But Georgia's special teams unit does give up return yards, though it has not allowed a touchdown. So finding field position off punts won't be easy for Dustin Harris or Jordan Pugh. Georgia punt returner Prince Miller has speed and is 21st in the nation in returns.
Neither team has put up great numbers on kickoff returns. But did Texas A&M find its kickoff returner in the Texas game? Freshman Ryan Swope had seven returns for 180 yards against the Longhorns and showed an ability to get upfield quickly and make people miss. Look for him to get some more chances in the Independence Bowl.
Dr. Phil would have a field day with these two teams. Texas A&M and Georgia have played inconsistently all season. They've looked like solid contenders one week and pretenders the next.

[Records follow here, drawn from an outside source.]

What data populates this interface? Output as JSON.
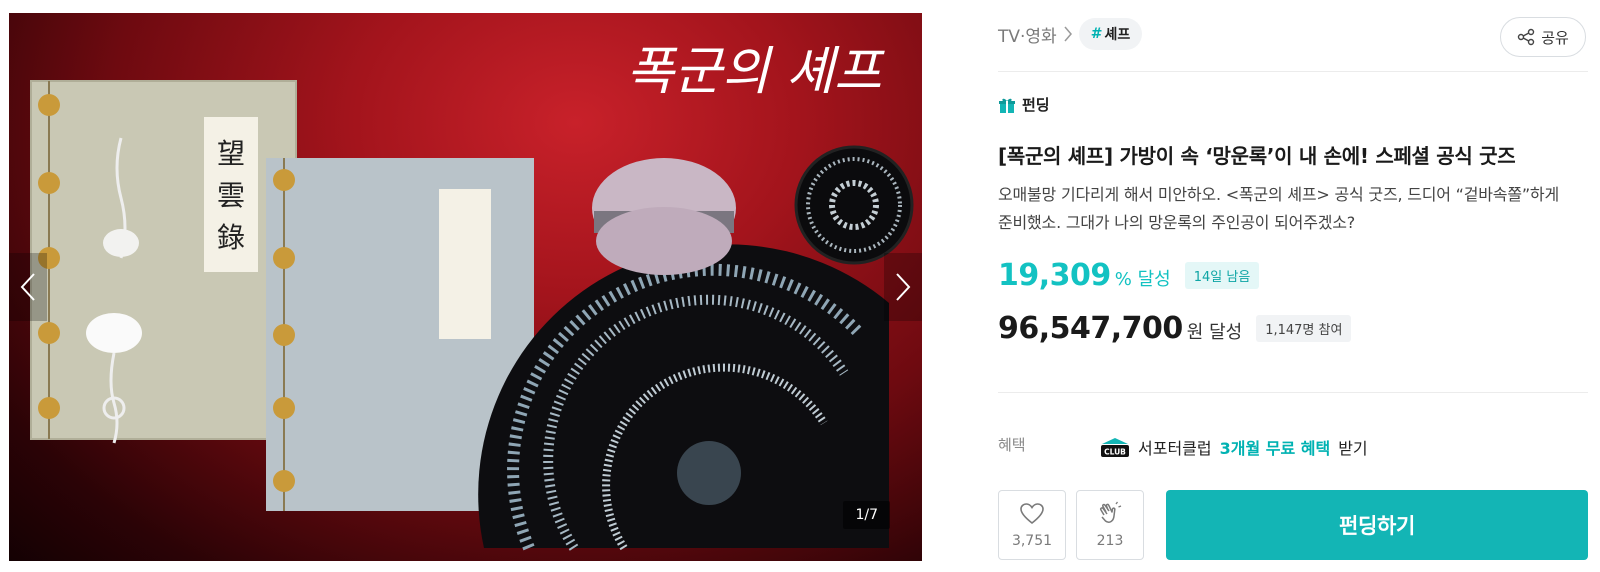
{
  "gallery": {
    "title_logo_text": "폭군의 셰프",
    "scroll_characters": "望雲錄",
    "counter": "1/7",
    "prev_icon": "chevron-left-icon",
    "next_icon": "chevron-right-icon"
  },
  "breadcrumb": {
    "category": "TV·영화",
    "tag_hash": "#",
    "tag_label": "셰프"
  },
  "share": {
    "label": "공유",
    "icon": "share-icon"
  },
  "project": {
    "type_badge": "펀딩",
    "title": "[폭군의 셰프] 가방이 속 ‘망운록’이 내 손에! 스페셜 공식 굿즈",
    "summary": "오매불망 기다리게 해서 미안하오. <폭군의 셰프> 공식 굿즈, 드디어 “겉바속쫄”하게 준비했소. 그대가 나의 망운록의 주인공이 되어주겠소?",
    "achievement_rate": "19,309",
    "achievement_unit": "% 달성",
    "days_left": "14일 남음",
    "amount": "96,547,700",
    "amount_unit": "원 달성",
    "participants": "1,147명 참여"
  },
  "benefit": {
    "label": "혜택",
    "icon": "club-icon",
    "icon_text": "CLUB",
    "prefix": "서포터클럽",
    "accent": "3개월 무료 혜택",
    "suffix": "받기"
  },
  "actions": {
    "like_count": "3,751",
    "cheer_count": "213",
    "fund_label": "펀딩하기"
  },
  "colors": {
    "accent": "#13c2c2",
    "cta": "#13b5b5",
    "gallery_red": "#a3141c"
  }
}
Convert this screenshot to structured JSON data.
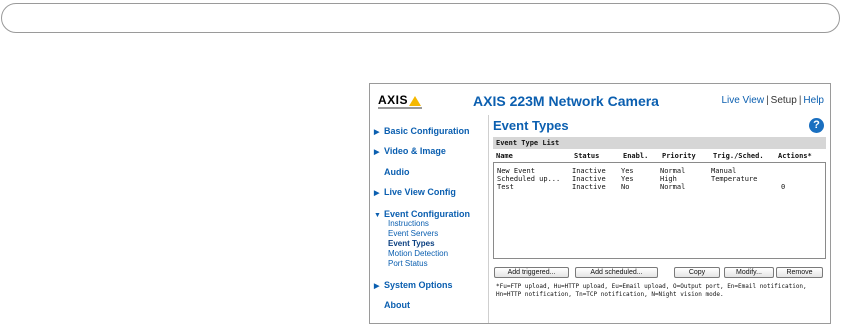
{
  "camera": {
    "logo": "AXIS",
    "title": "AXIS 223M Network Camera",
    "links": {
      "live_view": "Live View",
      "separator": "|",
      "setup": "Setup",
      "help": "Help"
    }
  },
  "sidebar": {
    "items": [
      {
        "label": "Basic Configuration",
        "arrow": "▶"
      },
      {
        "label": "Video & Image",
        "arrow": "▶"
      },
      {
        "label": "Audio",
        "arrow": ""
      },
      {
        "label": "Live View Config",
        "arrow": "▶"
      },
      {
        "label": "Event Configuration",
        "arrow": "▼"
      },
      {
        "label": "System Options",
        "arrow": "▶"
      },
      {
        "label": "About",
        "arrow": ""
      }
    ],
    "subitems": [
      "Instructions",
      "Event Servers",
      "Event Types",
      "Motion Detection",
      "Port Status"
    ]
  },
  "main": {
    "title": "Event Types",
    "help_symbol": "?",
    "section": "Event Type List",
    "columns": [
      "Name",
      "Status",
      "Enabl.",
      "Priority",
      "Trig./Sched.",
      "Actions*"
    ],
    "rows": [
      [
        "New Event",
        "Inactive",
        "Yes",
        "Normal",
        "Manual",
        ""
      ],
      [
        "Scheduled up...",
        "Inactive",
        "Yes",
        "High",
        "Temperature",
        ""
      ],
      [
        "Test",
        "Inactive",
        "No",
        "Normal",
        "",
        "0"
      ]
    ],
    "buttons": {
      "add_triggered": "Add triggered...",
      "add_scheduled": "Add scheduled...",
      "copy": "Copy",
      "modify": "Modify...",
      "remove": "Remove"
    },
    "footnote": "*Fu=FTP upload, Hu=HTTP upload, Eu=Email upload, O=Output port, En=Email notification, Hn=HTTP notification, Tn=TCP notification, N=Night vision mode."
  }
}
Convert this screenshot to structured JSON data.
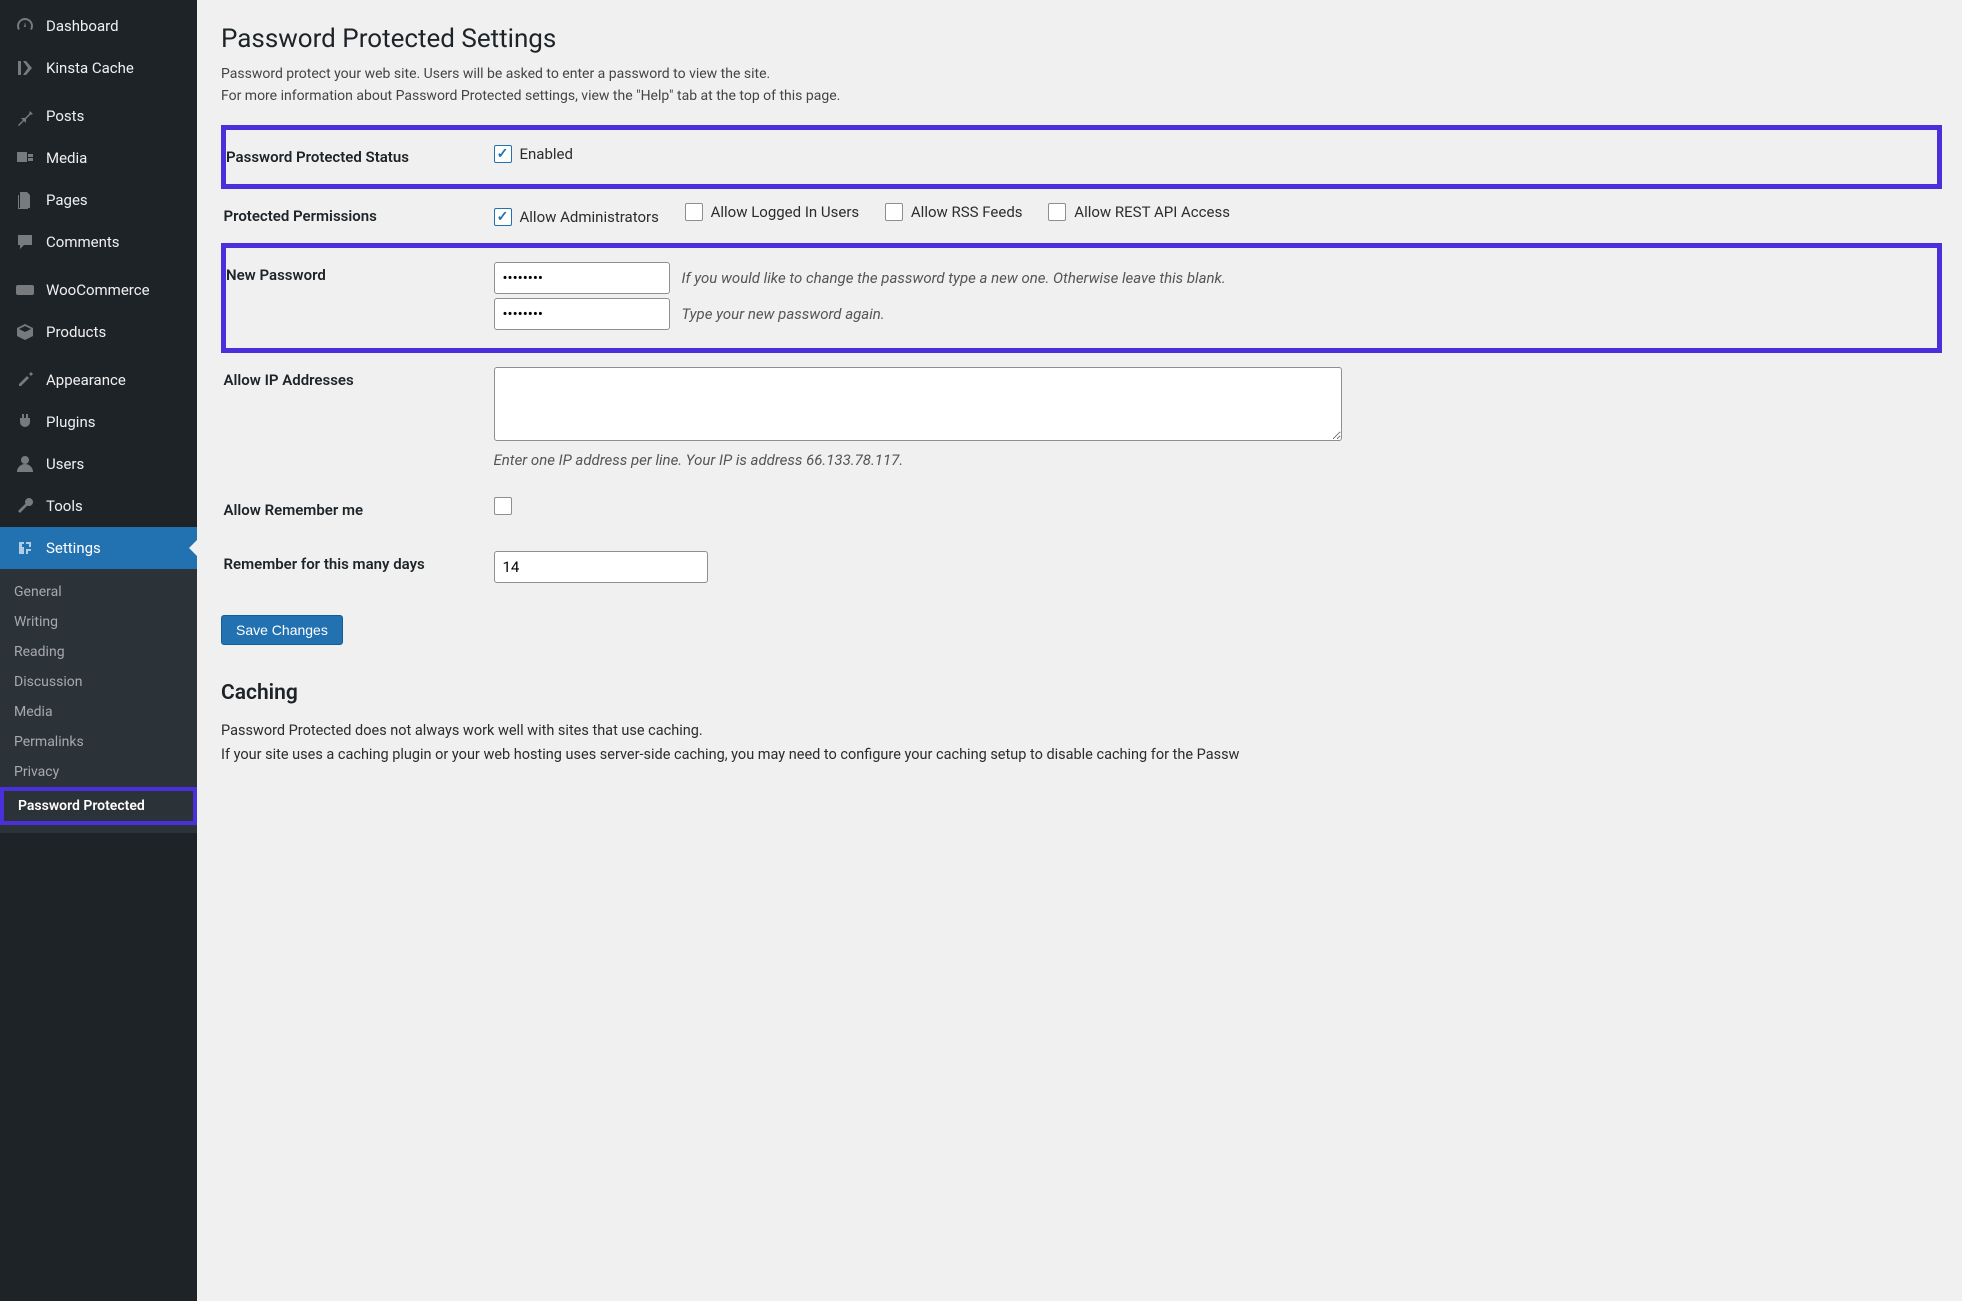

Texas A&M was crushed by Kansas State 62-14, then bounced back to beat Texas Tech by 22 the following week. They were blistered by Oklahoma 65-10 on Nov. 14 and less than two weeks later nearly beat No. 2 Texas.
Georgia beat Arkansas 52-41 and then lost to Tennessee 45-19 a few weeks later. The Bulldogs lost 34-27 to Kentucky but beat a top-10 Georgia Tech team the following week.
So which team shows up for each school? That's the big question. If it's the ones that have produced big victories, we should be in for a real show.
Both teams know it will take their best effort to beat the other. For the Aggies, it's a chance to beat a big-name school from the SEC and take serious momentum into the offseason as they build toward 2010.